++++ Data in this exercise ++++

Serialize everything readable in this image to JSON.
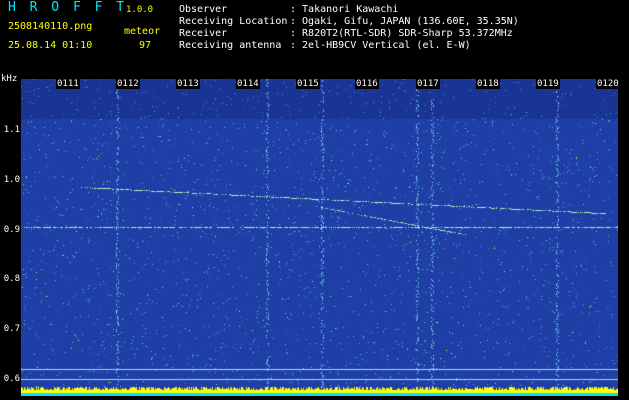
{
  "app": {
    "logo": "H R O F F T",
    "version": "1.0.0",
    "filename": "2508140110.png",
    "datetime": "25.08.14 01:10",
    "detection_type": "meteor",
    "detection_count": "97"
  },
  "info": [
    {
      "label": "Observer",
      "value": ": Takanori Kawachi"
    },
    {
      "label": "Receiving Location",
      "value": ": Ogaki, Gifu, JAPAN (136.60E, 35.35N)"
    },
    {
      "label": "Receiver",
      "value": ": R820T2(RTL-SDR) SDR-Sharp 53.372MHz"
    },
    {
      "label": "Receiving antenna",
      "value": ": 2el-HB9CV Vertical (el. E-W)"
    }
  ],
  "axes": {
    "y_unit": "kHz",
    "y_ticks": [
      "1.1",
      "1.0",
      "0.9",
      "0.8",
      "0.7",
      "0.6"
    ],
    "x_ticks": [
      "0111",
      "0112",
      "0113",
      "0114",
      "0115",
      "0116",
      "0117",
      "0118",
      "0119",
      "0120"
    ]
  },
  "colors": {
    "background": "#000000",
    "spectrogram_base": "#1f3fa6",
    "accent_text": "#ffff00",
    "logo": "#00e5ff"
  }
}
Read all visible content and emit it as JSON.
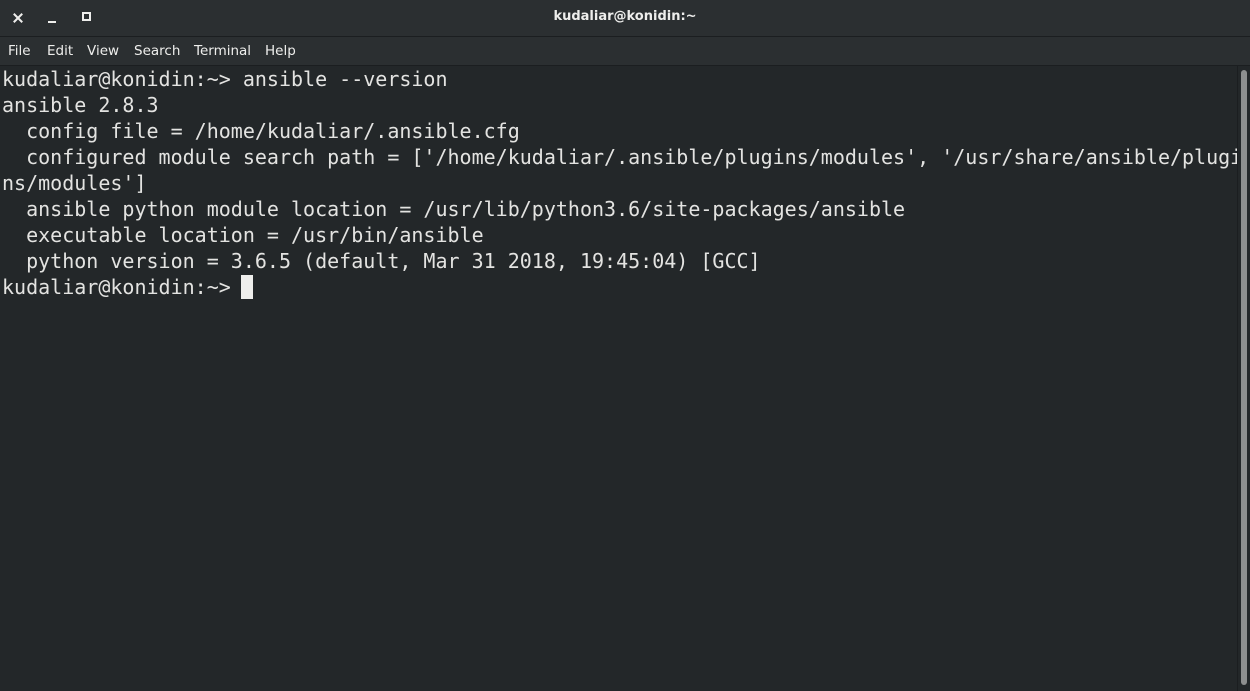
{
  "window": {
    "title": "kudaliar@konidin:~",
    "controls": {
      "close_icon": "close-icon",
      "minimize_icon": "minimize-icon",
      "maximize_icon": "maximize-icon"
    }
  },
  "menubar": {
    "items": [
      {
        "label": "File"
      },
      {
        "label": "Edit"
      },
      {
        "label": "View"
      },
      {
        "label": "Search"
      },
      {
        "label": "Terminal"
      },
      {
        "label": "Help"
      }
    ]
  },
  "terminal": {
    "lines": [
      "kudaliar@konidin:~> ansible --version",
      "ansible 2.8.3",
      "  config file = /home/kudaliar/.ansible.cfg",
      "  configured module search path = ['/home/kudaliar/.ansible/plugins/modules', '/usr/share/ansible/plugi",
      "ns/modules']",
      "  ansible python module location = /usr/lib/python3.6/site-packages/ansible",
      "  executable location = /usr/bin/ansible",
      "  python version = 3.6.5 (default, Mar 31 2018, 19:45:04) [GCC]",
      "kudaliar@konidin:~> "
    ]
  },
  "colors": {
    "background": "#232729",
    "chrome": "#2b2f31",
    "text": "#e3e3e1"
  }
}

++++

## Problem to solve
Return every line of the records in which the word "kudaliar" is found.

## Reply
    "title": "kudaliar@konidin:~",
      "kudaliar@konidin:~> ansible --version",
      "  config file = /home/kudaliar/.ansible.cfg",
      "  configured module search path = ['/home/kudaliar/.ansible/plugins/modules', '/usr/share/ansible/plugi",
      "kudaliar@konidin:~> "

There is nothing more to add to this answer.